TASK INSTRUCTIONS
Give the entries again, exactly as written.

Page and application data records
|---|

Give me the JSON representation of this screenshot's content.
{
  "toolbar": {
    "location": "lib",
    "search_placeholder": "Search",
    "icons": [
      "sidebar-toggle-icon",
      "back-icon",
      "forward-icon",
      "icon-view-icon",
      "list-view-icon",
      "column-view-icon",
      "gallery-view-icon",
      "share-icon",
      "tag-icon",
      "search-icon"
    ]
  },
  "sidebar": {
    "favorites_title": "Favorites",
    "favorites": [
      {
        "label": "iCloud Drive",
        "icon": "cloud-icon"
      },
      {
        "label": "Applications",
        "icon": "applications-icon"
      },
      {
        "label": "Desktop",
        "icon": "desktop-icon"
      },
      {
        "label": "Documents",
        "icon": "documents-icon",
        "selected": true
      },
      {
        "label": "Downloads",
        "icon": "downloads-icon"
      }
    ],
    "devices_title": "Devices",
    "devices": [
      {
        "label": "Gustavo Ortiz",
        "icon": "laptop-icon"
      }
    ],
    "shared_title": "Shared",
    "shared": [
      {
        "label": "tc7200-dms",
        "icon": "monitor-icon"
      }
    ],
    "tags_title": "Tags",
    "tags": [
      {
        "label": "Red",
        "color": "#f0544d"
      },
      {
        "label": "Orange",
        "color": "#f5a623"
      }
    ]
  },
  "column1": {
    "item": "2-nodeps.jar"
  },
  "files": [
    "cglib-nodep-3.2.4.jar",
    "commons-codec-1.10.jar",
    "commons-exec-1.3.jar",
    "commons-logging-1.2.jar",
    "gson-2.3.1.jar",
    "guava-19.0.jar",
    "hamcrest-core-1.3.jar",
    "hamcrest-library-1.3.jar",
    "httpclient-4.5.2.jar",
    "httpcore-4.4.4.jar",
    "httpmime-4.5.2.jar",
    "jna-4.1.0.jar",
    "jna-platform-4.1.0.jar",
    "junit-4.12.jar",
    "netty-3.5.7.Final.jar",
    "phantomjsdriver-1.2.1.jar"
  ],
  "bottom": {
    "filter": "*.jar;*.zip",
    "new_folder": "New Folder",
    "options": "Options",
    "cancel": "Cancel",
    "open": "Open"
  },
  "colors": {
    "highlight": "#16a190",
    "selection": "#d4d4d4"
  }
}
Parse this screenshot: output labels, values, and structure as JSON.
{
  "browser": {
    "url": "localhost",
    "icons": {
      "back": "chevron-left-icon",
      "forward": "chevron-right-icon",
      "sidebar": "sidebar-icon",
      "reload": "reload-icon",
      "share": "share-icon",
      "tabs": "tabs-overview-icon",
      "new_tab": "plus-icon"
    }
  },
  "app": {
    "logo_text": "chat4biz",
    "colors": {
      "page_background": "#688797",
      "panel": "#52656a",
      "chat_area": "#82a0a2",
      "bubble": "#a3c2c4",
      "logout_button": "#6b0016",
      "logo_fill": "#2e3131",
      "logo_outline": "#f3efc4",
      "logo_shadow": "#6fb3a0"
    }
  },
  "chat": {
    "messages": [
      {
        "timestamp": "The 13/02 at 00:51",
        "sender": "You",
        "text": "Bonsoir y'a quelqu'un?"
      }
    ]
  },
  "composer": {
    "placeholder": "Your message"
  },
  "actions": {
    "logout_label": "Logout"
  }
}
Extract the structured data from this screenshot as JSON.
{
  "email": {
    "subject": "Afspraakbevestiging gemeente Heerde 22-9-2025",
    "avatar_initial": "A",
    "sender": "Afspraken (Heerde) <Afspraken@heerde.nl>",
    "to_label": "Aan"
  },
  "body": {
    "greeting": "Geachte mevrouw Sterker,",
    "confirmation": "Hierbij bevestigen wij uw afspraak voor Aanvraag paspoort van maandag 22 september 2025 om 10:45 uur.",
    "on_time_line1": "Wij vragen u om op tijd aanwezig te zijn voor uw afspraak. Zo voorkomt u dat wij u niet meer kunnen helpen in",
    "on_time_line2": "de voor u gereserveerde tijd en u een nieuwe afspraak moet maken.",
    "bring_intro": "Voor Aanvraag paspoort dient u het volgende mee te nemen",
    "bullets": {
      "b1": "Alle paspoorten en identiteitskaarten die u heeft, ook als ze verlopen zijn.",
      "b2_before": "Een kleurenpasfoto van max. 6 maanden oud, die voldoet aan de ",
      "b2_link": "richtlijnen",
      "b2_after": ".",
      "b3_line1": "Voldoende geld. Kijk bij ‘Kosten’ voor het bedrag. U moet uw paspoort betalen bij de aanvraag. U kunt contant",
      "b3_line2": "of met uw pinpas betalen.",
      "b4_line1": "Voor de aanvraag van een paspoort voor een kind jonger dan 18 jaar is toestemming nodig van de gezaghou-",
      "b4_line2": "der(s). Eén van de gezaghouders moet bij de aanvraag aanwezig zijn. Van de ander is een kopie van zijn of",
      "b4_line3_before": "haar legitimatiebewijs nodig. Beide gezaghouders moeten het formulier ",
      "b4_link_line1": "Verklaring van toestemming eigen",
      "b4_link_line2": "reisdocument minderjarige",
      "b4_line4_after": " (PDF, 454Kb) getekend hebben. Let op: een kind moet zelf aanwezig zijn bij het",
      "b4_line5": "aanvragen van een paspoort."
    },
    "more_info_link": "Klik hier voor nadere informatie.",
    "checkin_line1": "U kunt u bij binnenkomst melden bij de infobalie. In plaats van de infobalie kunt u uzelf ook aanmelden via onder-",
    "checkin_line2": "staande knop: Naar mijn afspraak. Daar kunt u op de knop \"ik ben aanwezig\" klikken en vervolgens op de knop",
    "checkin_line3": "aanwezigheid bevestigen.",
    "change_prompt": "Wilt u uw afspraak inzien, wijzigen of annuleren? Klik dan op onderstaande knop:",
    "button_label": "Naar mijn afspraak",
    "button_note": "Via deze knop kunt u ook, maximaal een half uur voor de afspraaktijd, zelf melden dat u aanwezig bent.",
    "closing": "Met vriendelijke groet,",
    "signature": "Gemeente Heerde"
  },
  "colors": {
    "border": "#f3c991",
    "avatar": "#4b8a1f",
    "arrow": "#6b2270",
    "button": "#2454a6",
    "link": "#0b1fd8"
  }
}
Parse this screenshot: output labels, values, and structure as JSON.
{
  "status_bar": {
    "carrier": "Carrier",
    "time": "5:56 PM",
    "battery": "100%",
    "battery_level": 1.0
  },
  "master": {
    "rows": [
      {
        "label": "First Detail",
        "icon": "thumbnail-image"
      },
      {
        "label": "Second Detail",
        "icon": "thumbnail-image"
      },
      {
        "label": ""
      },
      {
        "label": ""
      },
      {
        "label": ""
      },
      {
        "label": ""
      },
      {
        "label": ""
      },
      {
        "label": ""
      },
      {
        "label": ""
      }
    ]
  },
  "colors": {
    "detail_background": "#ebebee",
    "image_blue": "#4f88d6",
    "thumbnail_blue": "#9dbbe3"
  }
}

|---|

RESULT OF THIS EXERCISE
Give me the JSON representation of this screenshot's content.
{
  "toolbar": {
    "location": "lib",
    "search_placeholder": "Search",
    "icons": [
      "sidebar-toggle-icon",
      "back-icon",
      "forward-icon",
      "icon-view-icon",
      "list-view-icon",
      "column-view-icon",
      "gallery-view-icon",
      "share-icon",
      "tag-icon",
      "search-icon"
    ]
  },
  "sidebar": {
    "favorites_title": "Favorites",
    "favorites": [
      {
        "label": "iCloud Drive",
        "icon": "cloud-icon"
      },
      {
        "label": "Applications",
        "icon": "applications-icon"
      },
      {
        "label": "Desktop",
        "icon": "desktop-icon"
      },
      {
        "label": "Documents",
        "icon": "documents-icon",
        "selected": true
      },
      {
        "label": "Downloads",
        "icon": "downloads-icon"
      }
    ],
    "devices_title": "Devices",
    "devices": [
      {
        "label": "Gustavo Ortiz",
        "icon": "laptop-icon"
      }
    ],
    "shared_title": "Shared",
    "shared": [
      {
        "label": "tc7200-dms",
        "icon": "monitor-icon"
      }
    ],
    "tags_title": "Tags",
    "tags": [
      {
        "label": "Red",
        "color": "#f0544d"
      },
      {
        "label": "Orange",
        "color": "#f5a623"
      }
    ]
  },
  "column1": {
    "item": "2-nodeps.jar"
  },
  "files": [
    "cglib-nodep-3.2.4.jar",
    "commons-codec-1.10.jar",
    "commons-exec-1.3.jar",
    "commons-logging-1.2.jar",
    "gson-2.3.1.jar",
    "guava-19.0.jar",
    "hamcrest-core-1.3.jar",
    "hamcrest-library-1.3.jar",
    "httpclient-4.5.2.jar",
    "httpcore-4.4.4.jar",
    "httpmime-4.5.2.jar",
    "jna-4.1.0.jar",
    "jna-platform-4.1.0.jar",
    "junit-4.12.jar",
    "netty-3.5.7.Final.jar",
    "phantomjsdriver-1.2.1.jar"
  ],
  "bottom": {
    "filter": "*.jar;*.zip",
    "new_folder": "New Folder",
    "options": "Options",
    "cancel": "Cancel",
    "open": "Open"
  },
  "colors": {
    "highlight": "#16a190",
    "selection": "#d4d4d4"
  }
}
Parse this screenshot: output labels, values, and structure as JSON.
{
  "browser": {
    "url": "localhost",
    "icons": {
      "back": "chevron-left-icon",
      "forward": "chevron-right-icon",
      "sidebar": "sidebar-icon",
      "reload": "reload-icon",
      "share": "share-icon",
      "tabs": "tabs-overview-icon",
      "new_tab": "plus-icon"
    }
  },
  "app": {
    "logo_text": "chat4biz",
    "colors": {
      "page_background": "#688797",
      "panel": "#52656a",
      "chat_area": "#82a0a2",
      "bubble": "#a3c2c4",
      "logout_button": "#6b0016",
      "logo_fill": "#2e3131",
      "logo_outline": "#f3efc4",
      "logo_shadow": "#6fb3a0"
    }
  },
  "chat": {
    "messages": [
      {
        "timestamp": "The 13/02 at 00:51",
        "sender": "You",
        "text": "Bonsoir y'a quelqu'un?"
      }
    ]
  },
  "composer": {
    "placeholder": "Your message"
  },
  "actions": {
    "logout_label": "Logout"
  }
}
Extract the structured data from this screenshot as JSON.
{
  "email": {
    "subject": "Afspraakbevestiging gemeente Heerde 22-9-2025",
    "avatar_initial": "A",
    "sender": "Afspraken (Heerde) <Afspraken@heerde.nl>",
    "to_label": "Aan"
  },
  "body": {
    "greeting": "Geachte mevrouw Sterker,",
    "confirmation": "Hierbij bevestigen wij uw afspraak voor Aanvraag paspoort van maandag 22 september 2025 om 10:45 uur.",
    "on_time_line1": "Wij vragen u om op tijd aanwezig te zijn voor uw afspraak. Zo voorkomt u dat wij u niet meer kunnen helpen in",
    "on_time_line2": "de voor u gereserveerde tijd en u een nieuwe afspraak moet maken.",
    "bring_intro": "Voor Aanvraag paspoort dient u het volgende mee te nemen",
    "bullets": {
      "b1": "Alle paspoorten en identiteitskaarten die u heeft, ook als ze verlopen zijn.",
      "b2_before": "Een kleurenpasfoto van max. 6 maanden oud, die voldoet aan de ",
      "b2_link": "richtlijnen",
      "b2_after": ".",
      "b3_line1": "Voldoende geld. Kijk bij ‘Kosten’ voor het bedrag. U moet uw paspoort betalen bij de aanvraag. U kunt contant",
      "b3_line2": "of met uw pinpas betalen.",
      "b4_line1": "Voor de aanvraag van een paspoort voor een kind jonger dan 18 jaar is toestemming nodig van de gezaghou-",
      "b4_line2": "der(s). Eén van de gezaghouders moet bij de aanvraag aanwezig zijn. Van de ander is een kopie van zijn of",
      "b4_line3_before": "haar legitimatiebewijs nodig. Beide gezaghouders moeten het formulier ",
      "b4_link_line1": "Verklaring van toestemming eigen",
      "b4_link_line2": "reisdocument minderjarige",
      "b4_line4_after": " (PDF, 454Kb) getekend hebben. Let op: een kind moet zelf aanwezig zijn bij het",
      "b4_line5": "aanvragen van een paspoort."
    },
    "more_info_link": "Klik hier voor nadere informatie.",
    "checkin_line1": "U kunt u bij binnenkomst melden bij de infobalie. In plaats van de infobalie kunt u uzelf ook aanmelden via onder-",
    "checkin_line2": "staande knop: Naar mijn afspraak. Daar kunt u op de knop \"ik ben aanwezig\" klikken en vervolgens op de knop",
    "checkin_line3": "aanwezigheid bevestigen.",
    "change_prompt": "Wilt u uw afspraak inzien, wijzigen of annuleren? Klik dan op onderstaande knop:",
    "button_label": "Naar mijn afspraak",
    "button_note": "Via deze knop kunt u ook, maximaal een half uur voor de afspraaktijd, zelf melden dat u aanwezig bent.",
    "closing": "Met vriendelijke groet,",
    "signature": "Gemeente Heerde"
  },
  "colors": {
    "border": "#f3c991",
    "avatar": "#4b8a1f",
    "arrow": "#6b2270",
    "button": "#2454a6",
    "link": "#0b1fd8"
  }
}
Parse this screenshot: output labels, values, and structure as JSON.
{
  "status_bar": {
    "carrier": "Carrier",
    "time": "5:56 PM",
    "battery": "100%",
    "battery_level": 1.0
  },
  "master": {
    "rows": [
      {
        "label": "First Detail",
        "icon": "thumbnail-image"
      },
      {
        "label": "Second Detail",
        "icon": "thumbnail-image"
      },
      {
        "label": ""
      },
      {
        "label": ""
      },
      {
        "label": ""
      },
      {
        "label": ""
      },
      {
        "label": ""
      },
      {
        "label": ""
      },
      {
        "label": ""
      }
    ]
  },
  "colors": {
    "detail_background": "#ebebee",
    "image_blue": "#4f88d6",
    "thumbnail_blue": "#9dbbe3"
  }
}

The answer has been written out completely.